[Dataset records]
+++
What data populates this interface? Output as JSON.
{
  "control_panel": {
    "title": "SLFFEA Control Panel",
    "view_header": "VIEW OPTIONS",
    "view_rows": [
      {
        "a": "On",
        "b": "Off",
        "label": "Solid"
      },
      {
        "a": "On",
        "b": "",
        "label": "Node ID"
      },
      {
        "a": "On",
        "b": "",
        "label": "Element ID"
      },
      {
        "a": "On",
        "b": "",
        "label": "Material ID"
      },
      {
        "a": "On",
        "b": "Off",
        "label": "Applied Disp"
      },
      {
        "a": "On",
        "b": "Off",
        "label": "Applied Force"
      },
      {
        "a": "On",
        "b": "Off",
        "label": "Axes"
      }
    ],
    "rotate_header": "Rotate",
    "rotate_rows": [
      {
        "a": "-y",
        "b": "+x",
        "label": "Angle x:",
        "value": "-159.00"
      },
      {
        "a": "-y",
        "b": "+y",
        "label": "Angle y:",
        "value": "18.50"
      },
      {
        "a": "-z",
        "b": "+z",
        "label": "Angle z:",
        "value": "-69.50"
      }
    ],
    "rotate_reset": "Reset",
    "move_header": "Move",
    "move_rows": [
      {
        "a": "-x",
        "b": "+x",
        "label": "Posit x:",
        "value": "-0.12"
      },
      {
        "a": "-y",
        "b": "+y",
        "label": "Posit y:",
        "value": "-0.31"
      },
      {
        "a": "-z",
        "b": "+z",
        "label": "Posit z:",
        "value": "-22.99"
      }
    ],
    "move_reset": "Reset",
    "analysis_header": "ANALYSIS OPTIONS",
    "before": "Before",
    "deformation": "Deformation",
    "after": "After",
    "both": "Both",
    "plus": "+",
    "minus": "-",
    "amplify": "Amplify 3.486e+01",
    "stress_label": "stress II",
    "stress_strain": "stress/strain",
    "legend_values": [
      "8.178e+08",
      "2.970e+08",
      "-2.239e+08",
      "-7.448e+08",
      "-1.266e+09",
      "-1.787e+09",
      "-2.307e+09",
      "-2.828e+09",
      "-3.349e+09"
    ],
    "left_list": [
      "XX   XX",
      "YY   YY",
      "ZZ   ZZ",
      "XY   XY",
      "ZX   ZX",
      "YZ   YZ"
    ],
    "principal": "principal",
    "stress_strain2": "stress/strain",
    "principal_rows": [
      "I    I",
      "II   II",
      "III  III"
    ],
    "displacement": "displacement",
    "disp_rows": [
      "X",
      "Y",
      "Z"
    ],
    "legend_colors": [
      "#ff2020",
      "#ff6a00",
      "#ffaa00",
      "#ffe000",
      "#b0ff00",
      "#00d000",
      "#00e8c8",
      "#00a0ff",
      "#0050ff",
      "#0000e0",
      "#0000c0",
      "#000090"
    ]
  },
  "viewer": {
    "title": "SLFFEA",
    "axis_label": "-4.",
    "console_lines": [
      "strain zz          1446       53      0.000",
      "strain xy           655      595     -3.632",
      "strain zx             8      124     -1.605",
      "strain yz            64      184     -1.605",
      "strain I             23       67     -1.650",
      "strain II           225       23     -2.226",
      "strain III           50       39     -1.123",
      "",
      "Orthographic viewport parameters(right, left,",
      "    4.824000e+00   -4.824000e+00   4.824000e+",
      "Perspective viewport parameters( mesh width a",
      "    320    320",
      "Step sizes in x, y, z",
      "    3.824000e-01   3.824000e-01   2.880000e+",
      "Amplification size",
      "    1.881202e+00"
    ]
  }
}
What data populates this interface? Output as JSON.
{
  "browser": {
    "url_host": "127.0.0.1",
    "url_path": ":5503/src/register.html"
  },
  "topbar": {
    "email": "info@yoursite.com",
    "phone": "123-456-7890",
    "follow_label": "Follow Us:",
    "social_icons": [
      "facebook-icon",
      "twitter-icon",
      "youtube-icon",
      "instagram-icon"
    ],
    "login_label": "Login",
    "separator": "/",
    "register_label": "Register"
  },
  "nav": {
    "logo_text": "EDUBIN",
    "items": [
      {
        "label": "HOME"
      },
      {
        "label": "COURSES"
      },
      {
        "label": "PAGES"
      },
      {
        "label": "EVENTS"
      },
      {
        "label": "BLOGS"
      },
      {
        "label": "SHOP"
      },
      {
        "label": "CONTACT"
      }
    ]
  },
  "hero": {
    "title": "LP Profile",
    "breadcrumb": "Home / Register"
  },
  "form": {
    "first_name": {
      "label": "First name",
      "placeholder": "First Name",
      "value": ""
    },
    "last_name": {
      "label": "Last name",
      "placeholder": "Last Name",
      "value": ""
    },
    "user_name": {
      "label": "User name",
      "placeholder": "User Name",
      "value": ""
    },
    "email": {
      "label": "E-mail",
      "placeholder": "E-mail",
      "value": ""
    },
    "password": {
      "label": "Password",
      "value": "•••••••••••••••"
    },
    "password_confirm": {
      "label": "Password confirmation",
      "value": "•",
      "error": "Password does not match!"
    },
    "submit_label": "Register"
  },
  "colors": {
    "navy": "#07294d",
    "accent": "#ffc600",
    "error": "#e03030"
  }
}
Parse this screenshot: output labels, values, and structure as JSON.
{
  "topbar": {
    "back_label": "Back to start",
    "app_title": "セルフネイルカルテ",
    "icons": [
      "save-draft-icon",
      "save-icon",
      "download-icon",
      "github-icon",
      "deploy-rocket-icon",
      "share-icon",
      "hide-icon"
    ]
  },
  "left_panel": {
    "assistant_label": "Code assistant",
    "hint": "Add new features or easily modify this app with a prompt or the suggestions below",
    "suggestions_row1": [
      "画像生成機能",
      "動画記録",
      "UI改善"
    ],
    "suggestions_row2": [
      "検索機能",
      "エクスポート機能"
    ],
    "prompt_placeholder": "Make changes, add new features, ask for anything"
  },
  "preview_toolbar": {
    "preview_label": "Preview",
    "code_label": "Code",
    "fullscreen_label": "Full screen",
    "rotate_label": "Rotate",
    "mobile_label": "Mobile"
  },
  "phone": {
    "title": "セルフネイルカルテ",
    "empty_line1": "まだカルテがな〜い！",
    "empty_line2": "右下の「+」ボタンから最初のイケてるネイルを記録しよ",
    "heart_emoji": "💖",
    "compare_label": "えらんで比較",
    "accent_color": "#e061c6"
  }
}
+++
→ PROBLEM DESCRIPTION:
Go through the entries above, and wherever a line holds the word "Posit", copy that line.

→ REPLY TO THE TASK:
        "label": "Posit x:",
        "label": "Posit y:",
        "label": "Posit z:",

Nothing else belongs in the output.